= Beginning of Section =

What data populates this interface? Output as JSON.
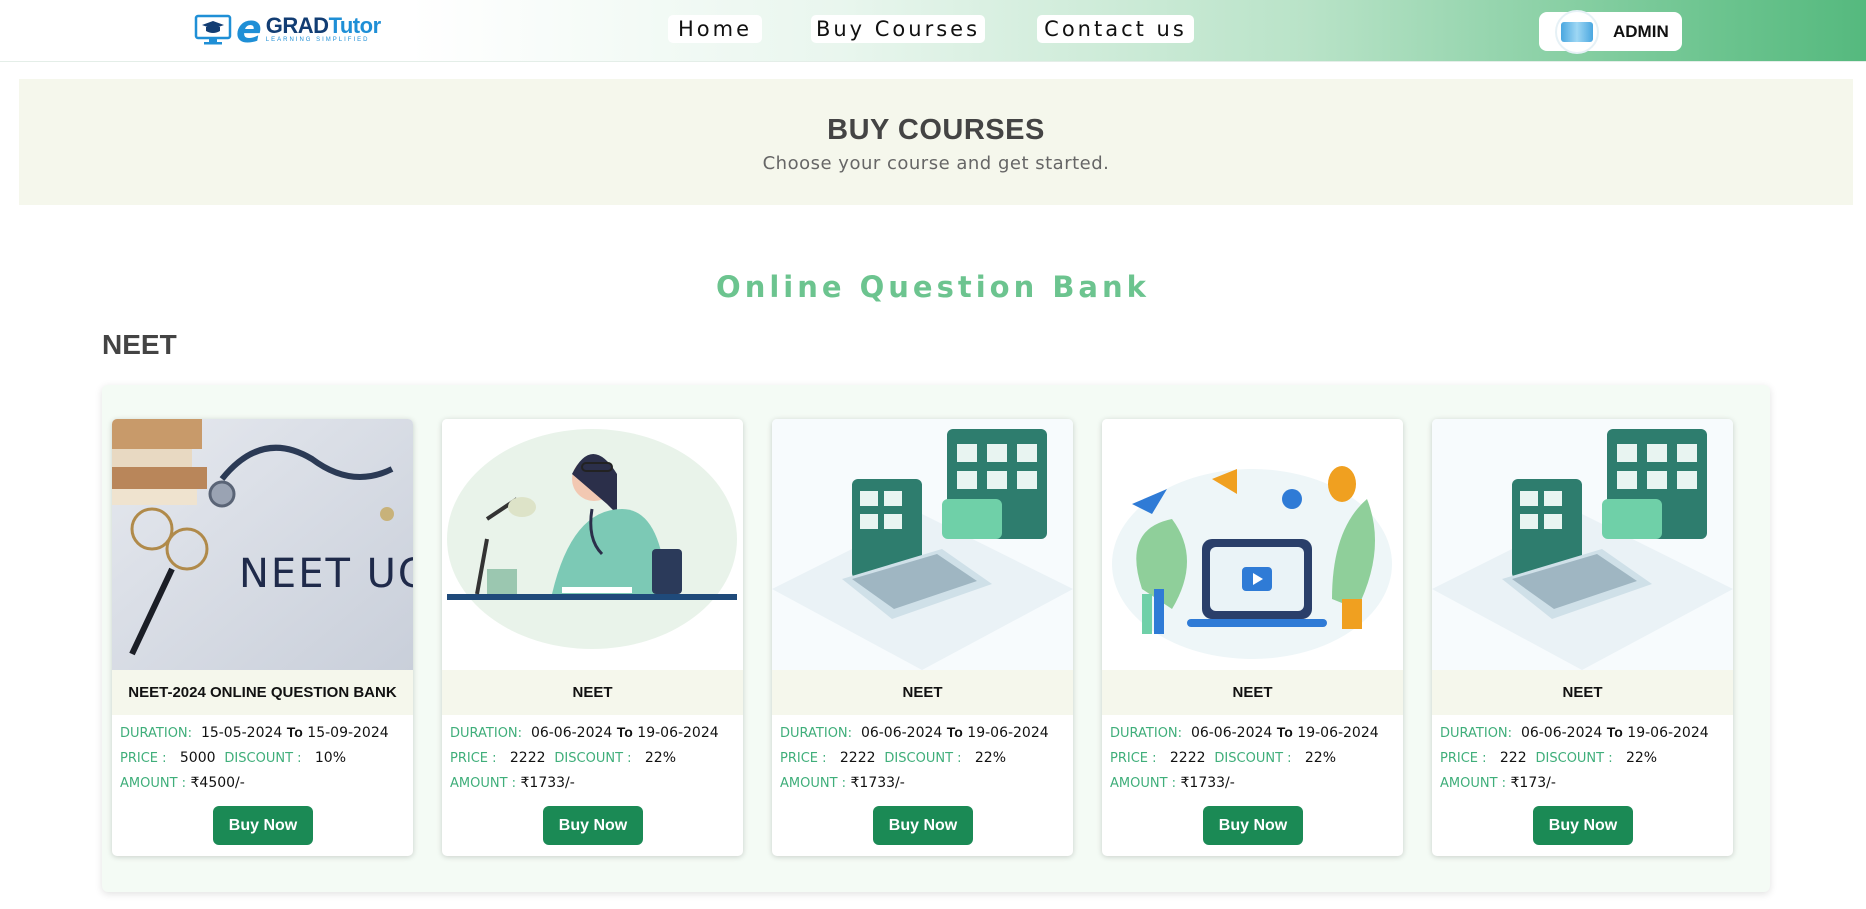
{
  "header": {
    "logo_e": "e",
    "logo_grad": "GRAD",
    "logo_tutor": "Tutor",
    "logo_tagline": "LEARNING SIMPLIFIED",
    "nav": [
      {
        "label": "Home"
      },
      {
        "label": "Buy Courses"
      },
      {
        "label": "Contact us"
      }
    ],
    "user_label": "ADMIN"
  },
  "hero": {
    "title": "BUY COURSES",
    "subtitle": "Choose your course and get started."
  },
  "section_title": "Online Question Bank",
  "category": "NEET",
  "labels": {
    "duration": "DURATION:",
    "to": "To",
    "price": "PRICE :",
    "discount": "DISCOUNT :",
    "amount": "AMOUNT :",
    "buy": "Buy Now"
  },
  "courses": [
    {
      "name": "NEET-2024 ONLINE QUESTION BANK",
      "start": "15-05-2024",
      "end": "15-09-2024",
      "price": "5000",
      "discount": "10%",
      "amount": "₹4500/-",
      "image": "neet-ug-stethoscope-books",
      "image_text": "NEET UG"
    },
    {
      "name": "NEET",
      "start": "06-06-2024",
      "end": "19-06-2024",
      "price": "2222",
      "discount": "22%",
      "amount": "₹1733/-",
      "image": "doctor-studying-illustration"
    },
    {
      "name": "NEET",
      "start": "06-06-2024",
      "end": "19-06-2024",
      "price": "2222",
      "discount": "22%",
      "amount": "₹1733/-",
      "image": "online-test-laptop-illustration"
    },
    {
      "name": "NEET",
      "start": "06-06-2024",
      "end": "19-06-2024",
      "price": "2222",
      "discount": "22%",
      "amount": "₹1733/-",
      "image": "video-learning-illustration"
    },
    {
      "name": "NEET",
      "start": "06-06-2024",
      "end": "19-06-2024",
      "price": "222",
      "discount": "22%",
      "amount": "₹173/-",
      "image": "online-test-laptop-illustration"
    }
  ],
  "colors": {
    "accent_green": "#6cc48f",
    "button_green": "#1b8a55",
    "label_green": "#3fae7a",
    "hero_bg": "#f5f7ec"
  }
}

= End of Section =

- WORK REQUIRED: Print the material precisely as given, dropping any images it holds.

- RESPONSE FOR THIS EXERCISE:
What data populates this interface? Output as JSON.
{
  "header": {
    "logo_e": "e",
    "logo_grad": "GRAD",
    "logo_tutor": "Tutor",
    "logo_tagline": "LEARNING SIMPLIFIED",
    "nav": [
      {
        "label": "Home"
      },
      {
        "label": "Buy Courses"
      },
      {
        "label": "Contact us"
      }
    ],
    "user_label": "ADMIN"
  },
  "hero": {
    "title": "BUY COURSES",
    "subtitle": "Choose your course and get started."
  },
  "section_title": "Online Question Bank",
  "category": "NEET",
  "labels": {
    "duration": "DURATION:",
    "to": "To",
    "price": "PRICE :",
    "discount": "DISCOUNT :",
    "amount": "AMOUNT :",
    "buy": "Buy Now"
  },
  "courses": [
    {
      "name": "NEET-2024 ONLINE QUESTION BANK",
      "start": "15-05-2024",
      "end": "15-09-2024",
      "price": "5000",
      "discount": "10%",
      "amount": "₹4500/-",
      "image": "neet-ug-stethoscope-books",
      "image_text": "NEET UG"
    },
    {
      "name": "NEET",
      "start": "06-06-2024",
      "end": "19-06-2024",
      "price": "2222",
      "discount": "22%",
      "amount": "₹1733/-",
      "image": "doctor-studying-illustration"
    },
    {
      "name": "NEET",
      "start": "06-06-2024",
      "end": "19-06-2024",
      "price": "2222",
      "discount": "22%",
      "amount": "₹1733/-",
      "image": "online-test-laptop-illustration"
    },
    {
      "name": "NEET",
      "start": "06-06-2024",
      "end": "19-06-2024",
      "price": "2222",
      "discount": "22%",
      "amount": "₹1733/-",
      "image": "video-learning-illustration"
    },
    {
      "name": "NEET",
      "start": "06-06-2024",
      "end": "19-06-2024",
      "price": "222",
      "discount": "22%",
      "amount": "₹173/-",
      "image": "online-test-laptop-illustration"
    }
  ],
  "colors": {
    "accent_green": "#6cc48f",
    "button_green": "#1b8a55",
    "label_green": "#3fae7a",
    "hero_bg": "#f5f7ec"
  }
}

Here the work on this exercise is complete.